**** Provided entries ****

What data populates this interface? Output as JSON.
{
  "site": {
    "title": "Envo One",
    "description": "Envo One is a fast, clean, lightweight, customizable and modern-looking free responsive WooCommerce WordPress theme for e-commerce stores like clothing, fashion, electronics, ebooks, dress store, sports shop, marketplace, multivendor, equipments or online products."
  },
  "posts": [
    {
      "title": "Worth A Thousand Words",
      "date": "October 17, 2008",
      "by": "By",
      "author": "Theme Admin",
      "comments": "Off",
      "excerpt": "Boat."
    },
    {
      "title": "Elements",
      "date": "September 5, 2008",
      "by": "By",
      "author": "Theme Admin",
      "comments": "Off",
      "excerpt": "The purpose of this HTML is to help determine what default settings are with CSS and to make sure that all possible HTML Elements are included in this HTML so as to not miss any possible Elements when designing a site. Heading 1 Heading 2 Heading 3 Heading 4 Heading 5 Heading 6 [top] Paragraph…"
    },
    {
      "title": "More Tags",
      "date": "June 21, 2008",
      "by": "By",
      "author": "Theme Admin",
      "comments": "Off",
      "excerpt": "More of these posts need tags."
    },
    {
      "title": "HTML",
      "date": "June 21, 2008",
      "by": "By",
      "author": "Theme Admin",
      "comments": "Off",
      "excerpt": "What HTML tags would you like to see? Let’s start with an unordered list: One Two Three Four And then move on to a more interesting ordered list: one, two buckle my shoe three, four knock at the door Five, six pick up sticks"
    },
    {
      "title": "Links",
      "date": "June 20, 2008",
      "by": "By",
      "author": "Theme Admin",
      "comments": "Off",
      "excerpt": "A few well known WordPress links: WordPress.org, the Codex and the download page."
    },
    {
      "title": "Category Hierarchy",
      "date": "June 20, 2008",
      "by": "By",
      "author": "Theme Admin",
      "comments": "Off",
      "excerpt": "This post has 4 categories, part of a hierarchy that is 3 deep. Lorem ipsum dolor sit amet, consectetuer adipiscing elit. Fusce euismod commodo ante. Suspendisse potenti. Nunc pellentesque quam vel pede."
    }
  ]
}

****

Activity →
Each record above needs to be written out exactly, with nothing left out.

Response to the task →
What data populates this interface? Output as JSON.
{
  "site": {
    "title": "Envo One",
    "description": "Envo One is a fast, clean, lightweight, customizable and modern-looking free responsive WooCommerce WordPress theme for e-commerce stores like clothing, fashion, electronics, ebooks, dress store, sports shop, marketplace, multivendor, equipments or online products."
  },
  "posts": [
    {
      "title": "Worth A Thousand Words",
      "date": "October 17, 2008",
      "by": "By",
      "author": "Theme Admin",
      "comments": "Off",
      "excerpt": "Boat."
    },
    {
      "title": "Elements",
      "date": "September 5, 2008",
      "by": "By",
      "author": "Theme Admin",
      "comments": "Off",
      "excerpt": "The purpose of this HTML is to help determine what default settings are with CSS and to make sure that all possible HTML Elements are included in this HTML so as to not miss any possible Elements when designing a site. Heading 1 Heading 2 Heading 3 Heading 4 Heading 5 Heading 6 [top] Paragraph…"
    },
    {
      "title": "More Tags",
      "date": "June 21, 2008",
      "by": "By",
      "author": "Theme Admin",
      "comments": "Off",
      "excerpt": "More of these posts need tags."
    },
    {
      "title": "HTML",
      "date": "June 21, 2008",
      "by": "By",
      "author": "Theme Admin",
      "comments": "Off",
      "excerpt": "What HTML tags would you like to see? Let’s start with an unordered list: One Two Three Four And then move on to a more interesting ordered list: one, two buckle my shoe three, four knock at the door Five, six pick up sticks"
    },
    {
      "title": "Links",
      "date": "June 20, 2008",
      "by": "By",
      "author": "Theme Admin",
      "comments": "Off",
      "excerpt": "A few well known WordPress links: WordPress.org, the Codex and the download page."
    },
    {
      "title": "Category Hierarchy",
      "date": "June 20, 2008",
      "by": "By",
      "author": "Theme Admin",
      "comments": "Off",
      "excerpt": "This post has 4 categories, part of a hierarchy that is 3 deep. Lorem ipsum dolor sit amet, consectetuer adipiscing elit. Fusce euismod commodo ante. Suspendisse potenti. Nunc pellentesque quam vel pede."
    }
  ]
}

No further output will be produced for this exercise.